It is fair to wonder if liturgists of the 1960s had not projected their own hubris onto the rest of us by presuming that modernity was ill-suited to the humble supplication of the old Asperges. Implicit in its phrasing is recognition of one’s unworthiness and need of absolution. Standing at the foot of altar before High Mass in the old rite, the priest sprinkled the assembly with holy water while intoning an antiphon on behalf of us all:
Thou shalt sprinkle me with hyssop, O Lord, and I shall be cleansed; Thou shalt wash me, and I shall be made whiter than snow.

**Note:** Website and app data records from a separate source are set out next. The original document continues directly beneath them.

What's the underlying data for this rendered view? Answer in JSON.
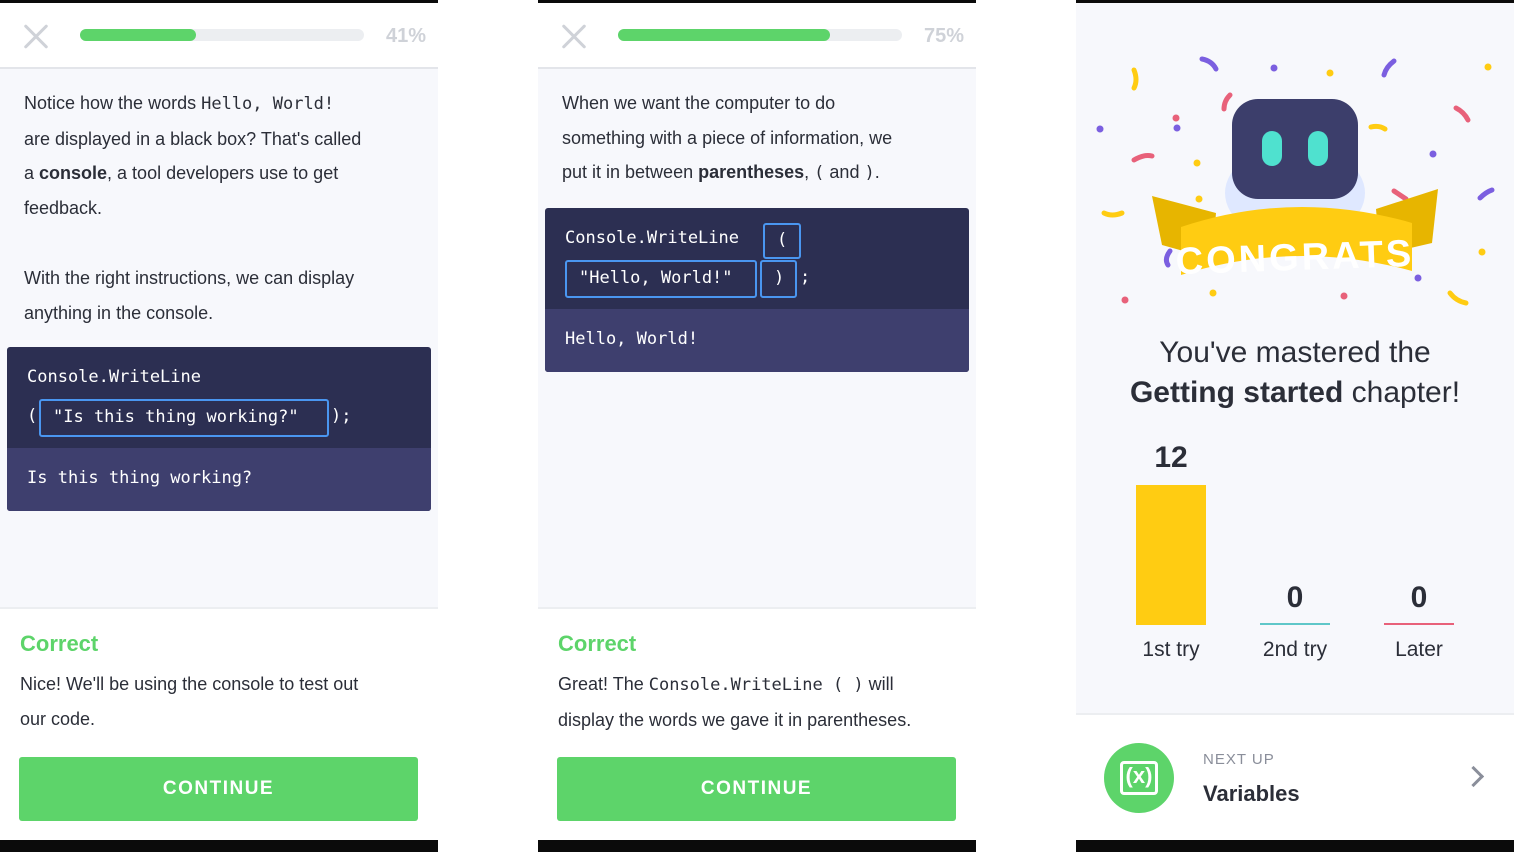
{
  "lesson1": {
    "progress_label": "41%",
    "progress": 0.41,
    "p1_a": "Notice how the words ",
    "p1_code": "Hello, World!",
    "p1_b": "are displayed in a black box? That's called",
    "p1_c": "a ",
    "p1_bold": "console",
    "p1_d": ", a tool developers use to get",
    "p1_e": "feedback.",
    "p2_a": "With the right instructions, we can display",
    "p2_b": "anything in the console.",
    "code_line1": "Console.WriteLine",
    "code_open": "(",
    "code_string": "\"Is this thing working?\"",
    "code_close": ");",
    "output": "Is this thing working?",
    "feedback_title": "Correct",
    "feedback_l1": "Nice! We'll be using the console to test out",
    "feedback_l2": "our code.",
    "continue_label": "CONTINUE"
  },
  "lesson2": {
    "progress_label": "75%",
    "progress": 0.75,
    "t1": "When we want the computer to do",
    "t2": "something with a piece of information, we",
    "t3_a": "put it in between ",
    "t3_bold": "parentheses",
    "t3_b": ", ",
    "t3_open": "(",
    "t3_and": " and ",
    "t3_close": ")",
    "t3_end": ".",
    "code_fn": "Console.WriteLine",
    "code_open": "(",
    "code_string": "\"Hello, World!\"",
    "code_close": ")",
    "code_semi": ";",
    "output": "Hello, World!",
    "feedback_title": "Correct",
    "fb_a": "Great! The ",
    "fb_code": "Console.WriteLine ( )",
    "fb_b": " will",
    "fb_l2": "display the words we gave it in parentheses.",
    "continue_label": "CONTINUE"
  },
  "congrats": {
    "banner": "CONGRATS",
    "line1": "You've mastered the",
    "chapter": "Getting started",
    "line2_end": " chapter!",
    "stats": [
      {
        "value": "12",
        "label": "1st try"
      },
      {
        "value": "0",
        "label": "2nd try"
      },
      {
        "value": "0",
        "label": "Later"
      }
    ],
    "next_label": "NEXT UP",
    "next_title": "Variables",
    "next_icon_text": "(x)",
    "colors": {
      "first": "#ffcc12",
      "second": "#5fc7c9",
      "later": "#e8617a",
      "green": "#5dd46a",
      "robot": "#3c3e6b"
    }
  }
}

Which will it be: hyssop or ethyl alcohol?
Ritual hand washings are prevalent in Jewish law and custom. With our own venerable protocols held captive to something called relevance, a symbolic bond to our origins goes missing. Ritual cleansing is an act of prayer, an ablution that begs God to bestow on us the supreme gift: purity of soul. Carried into the early Church from Judaism, ceremonial purifications are an enduring link between modern Christians and the covenant into which Jesus was born. And within which he worshiped.
We hold close the words of St. Paul to the Romans: ” . . . remember it is not you who support the root, but the root that supports you.” If the root is neglected, allowed to wither, who are we? If we permit a craze for material cleansing to upstage the abiding significance of liturgical cleansing, what are we? What have we become?
Ask a priest who croons “Stay safe” and see what he says.